    It is not as simple as reading each character in isolation. There are words made up multiple characters which typically have a fixed reading found in a dictionary. 般若 is one example, and is always はんにゃ. In this sense, knowledge of this or a dictionary may be necessary. Also note that the various 音読み readings arrived in Japan during specific periods. The age of the text (or when the text arrived in Japan) may also affect which 音読み is used.
    – Dono
    Commented Mar 10, 2013 at 5:29

1 Answer 1


It's a question somehow unanswered for a fairly long time, while it doesn't seem to be too complicated to answer.

If I am reading a Chinese text to a Japanese audience, how can I know which reading to use for each character? Of the 音読み, there can be 呉音, 漢音, and 唐音 to choose from.

There are two major types of situation to read Classical Chinese text in Japanese you might encounter: buddhist sutras, and all others.

In the latter case, it's usually recited through 漢文訓読, where all untranslated words (= remained as 音読み) are read prescriptively in 漢音 (though the rule was established relatively recently that there's no assurance older documents before Meiji conform to it).

兄弟 (brothers)

  • everyday: きょうだい (both in 呉音) 「うちは三人兄弟だ」 My family has three brothers. ("I (who's male) have two brothers / I have three boys.")
  • 漢文訓読: けいてい (both in 漢音) 「人は皆兄弟有り」 Other men all have their brothers.

Anyway, in most cases you don't need to practice the method first-hand, unless you are an enthusiastic Japanology researcher, because almost all of well-known texts already have translations, and what you have to do is just follow the textbook.

The buddhist sutras, on the other hand, are read as is and the pronunciation differs roughly between sects and schools. The largest portion of them use 呉音, but according to here and here, 天台宗{てんだいしゅう} has some 漢音 sutras, and 黄檗宗{おうばくしゅう} (a Zen sect) uses 唐宋音 in every piece.
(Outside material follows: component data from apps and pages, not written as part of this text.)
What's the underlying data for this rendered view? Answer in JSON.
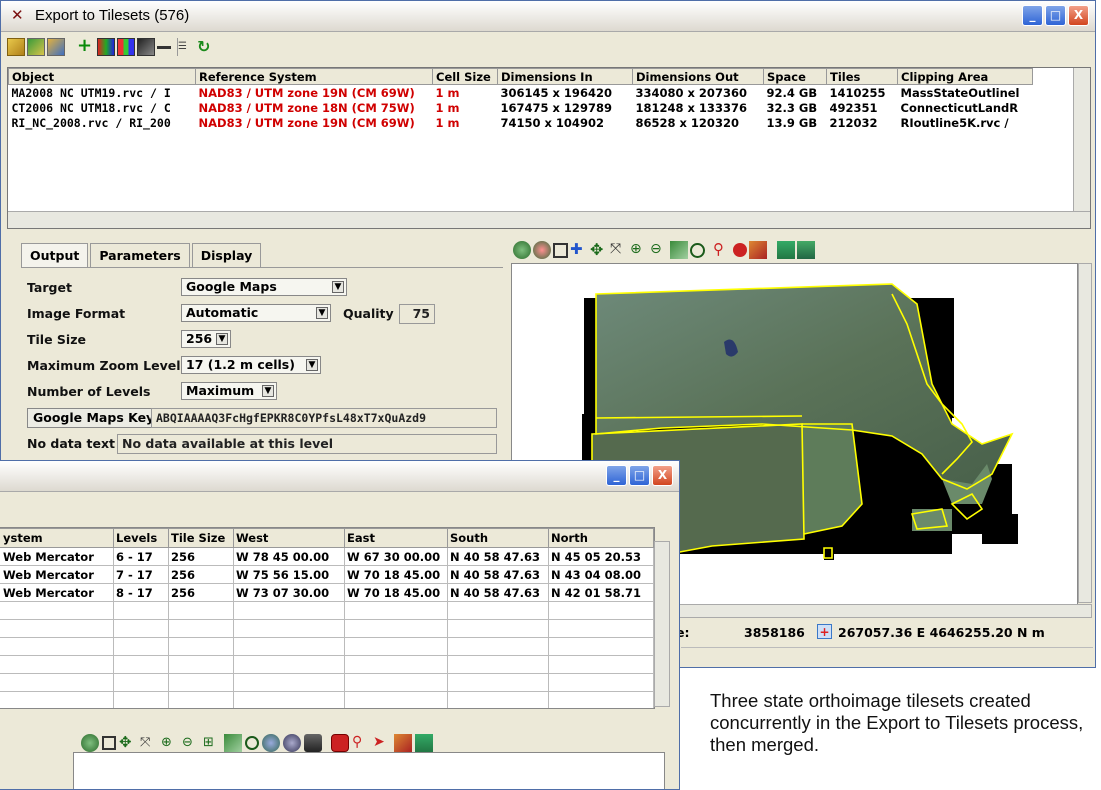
{
  "main_window": {
    "title": "Export to Tilesets (576)",
    "controls": [
      "_",
      "□",
      "X"
    ]
  },
  "toolbar_icons": [
    "open-icon",
    "sample-icon",
    "wizard-icon",
    "add-icon",
    "layer-icon",
    "layer-grid-icon",
    "layer-small-icon",
    "remove-icon",
    "list-icon",
    "refresh-icon"
  ],
  "object_table": {
    "columns": [
      "Object",
      "Reference System",
      "Cell Size",
      "Dimensions In",
      "Dimensions Out",
      "Space",
      "Tiles",
      "Clipping Area"
    ],
    "rows": [
      [
        "MA2008 NC UTM19.rvc / I",
        "NAD83 / UTM zone 19N (CM 69W)",
        "1 m",
        "306145 x 196420",
        "334080 x 207360",
        "92.4 GB",
        "1410255",
        "MassStateOutlinel"
      ],
      [
        "CT2006 NC UTM18.rvc / C",
        "NAD83 / UTM zone 18N (CM 75W)",
        "1 m",
        "167475 x 129789",
        "181248 x 133376",
        "32.3 GB",
        "492351",
        "ConnecticutLandR"
      ],
      [
        "RI_NC_2008.rvc / RI_200",
        "NAD83 / UTM zone 19N (CM 69W)",
        "1 m",
        "74150 x 104902",
        "86528 x 120320",
        "13.9 GB",
        "212032",
        "RIoutline5K.rvc /"
      ]
    ]
  },
  "tabs": [
    "Output",
    "Parameters",
    "Display"
  ],
  "form": {
    "target_label": "Target",
    "target_value": "Google Maps",
    "image_format_label": "Image Format",
    "image_format_value": "Automatic",
    "quality_label": "Quality",
    "quality_value": "75",
    "tile_size_label": "Tile Size",
    "tile_size_value": "256",
    "max_zoom_label": "Maximum Zoom Level",
    "max_zoom_value": "17 (1.2 m cells)",
    "num_levels_label": "Number of Levels",
    "num_levels_value": "Maximum",
    "maps_key_button": "Google Maps Key",
    "maps_key_value": "ABQIAAAAQ3FcHgfEPKR8C0YPfsL48xT7xQuAzd9",
    "nodata_label": "No data text",
    "nodata_value": "No data available at this level"
  },
  "map_toolbar_icons": [
    "refresh-icon",
    "redraw-icon",
    "fullview-icon",
    "zoom-box-icon",
    "pan-icon",
    "recenter-icon",
    "zoom-in-icon",
    "zoom-out-icon",
    "zoom-extent-icon",
    "target-icon",
    "search-icon",
    "stop-icon",
    "draw-icon",
    "table-icon",
    "layers-icon"
  ],
  "coord_bar": {
    "label_fragment": "e:",
    "cell_value": "3858186",
    "coordinates": "267057.36 E  4646255.20 N m"
  },
  "second_window": {
    "controls": [
      "_",
      "□",
      "X"
    ],
    "table": {
      "columns": [
        "ystem",
        "Levels",
        "Tile Size",
        "West",
        "East",
        "South",
        "North"
      ],
      "rows": [
        [
          "Web Mercator",
          "6 - 17",
          "256",
          "W 78 45 00.00",
          "W 67 30 00.00",
          "N 40 58 47.63",
          "N 45 05 20.53"
        ],
        [
          "Web Mercator",
          "7 - 17",
          "256",
          "W 75 56 15.00",
          "W 70 18 45.00",
          "N 40 58 47.63",
          "N 43 04 08.00"
        ],
        [
          "Web Mercator",
          "8 - 17",
          "256",
          "W 73 07 30.00",
          "W 70 18 45.00",
          "N 40 58 47.63",
          "N 42 01 58.71"
        ]
      ],
      "empty_rows": 6
    },
    "view_toolbar_icons": [
      "refresh-icon",
      "fullview-icon",
      "pan-icon",
      "recenter-icon",
      "zoom-in-icon",
      "zoom-out-icon",
      "zoom-box-icon",
      "zoom-extent-icon",
      "target-icon",
      "globe-icon",
      "sphere-icon",
      "camera-icon",
      "stop-icon",
      "search-icon",
      "pointer-icon",
      "draw-icon",
      "table-icon"
    ]
  },
  "caption": "Three state orthoimage tilesets created concurrently in the Export to Tilesets process, then merged.",
  "colors": {
    "reference_system_text": "#d00000",
    "boundary": "#ffff00",
    "imagery_green": "#5c7a5a"
  }
}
南無阿弥陀仏 (Namo Amitābhāya)

  • 呉音: なむあみだぶつ
  • 漢音 (天台宗-style): なもあびたふ
  • 唐宋音: なむおみとふ (Compare to Contemp. Mandarin nāmó ēmítuófó)


  • 呉音: かんじざいぼさつぎょうじんはんにゃはらみたじしょうけんごうんかいくうどいっさいくやく
  • 唐宋音: かんつざいぷさへんしんぽぜぽろみとすちゃうけんういんきゃいくんといちぇくえ
    (Again, compare to Contemp. Mandarin guānzìzài-púsa xíng shēn bōrě-bōluómìduō shí zhàojiàn wǔyùn jiē kōng dù yīqiè kǔè)

Note that sutras contain many Sanscrit and Pali transcriptions that often deviate from dictionary reading of kanjis.

Also for pronunciation, would rhythm be modified to stress individual characters in deference to their monosyllabic origin in Chinese speech?

Yes, in buddhist tradition. In this YouTube clip you'll notice that every character (syllable) is pronounced in the same length.

  • Great answer, especially the video. Quick question about うちは三人兄弟だ. Does this mean the speaker has 3 siblings (implying the family has 4 children total) or that the family has 3 children total?
    – HAL
    Commented Jan 8, 2015 at 0:37
  • Wow, I don't know why I've overlooked such a mistake. The "My family has" part is the correct one. I'm going to edit it. Commented Jan 8, 2015 at 4:09
  • By the way: it doesn’t seem the 漢音 norms are THAT compulsory. I mean the cases when there are established 慣用音 pronunciations. Surely, no-one forces to say 不 as フウ (or フツ)? What does the norm say on such exceptions? Commented Nov 26, 2019 at 22:01
  • @AlexanderZ. My answer focuses on 呉音/漢音 contrast and 慣用音 is an orthogonal factor. 慣用音 has many types, for example, those by pure analogy should be avoided, but that the merge of -p and -t is wrong or a natural development is something hard to say. FWIW フ of 不 is a correct 漢音 form: id.nii.ac.jp/1629/00005863 Commented Nov 27, 2019 at 14:23
  • A more explicit example: 増 has very much a voiceless consonant and is supposed to be そう no matter what reading you choose, but in Japan the only reading used is ぞう – does that mean ぞう will be chosed, though strictly not a 漢音? Commented Dec 3, 2019 at 18:29

You must log in to answer this question.

Not the answer you're looking for? Browse other questions tagged .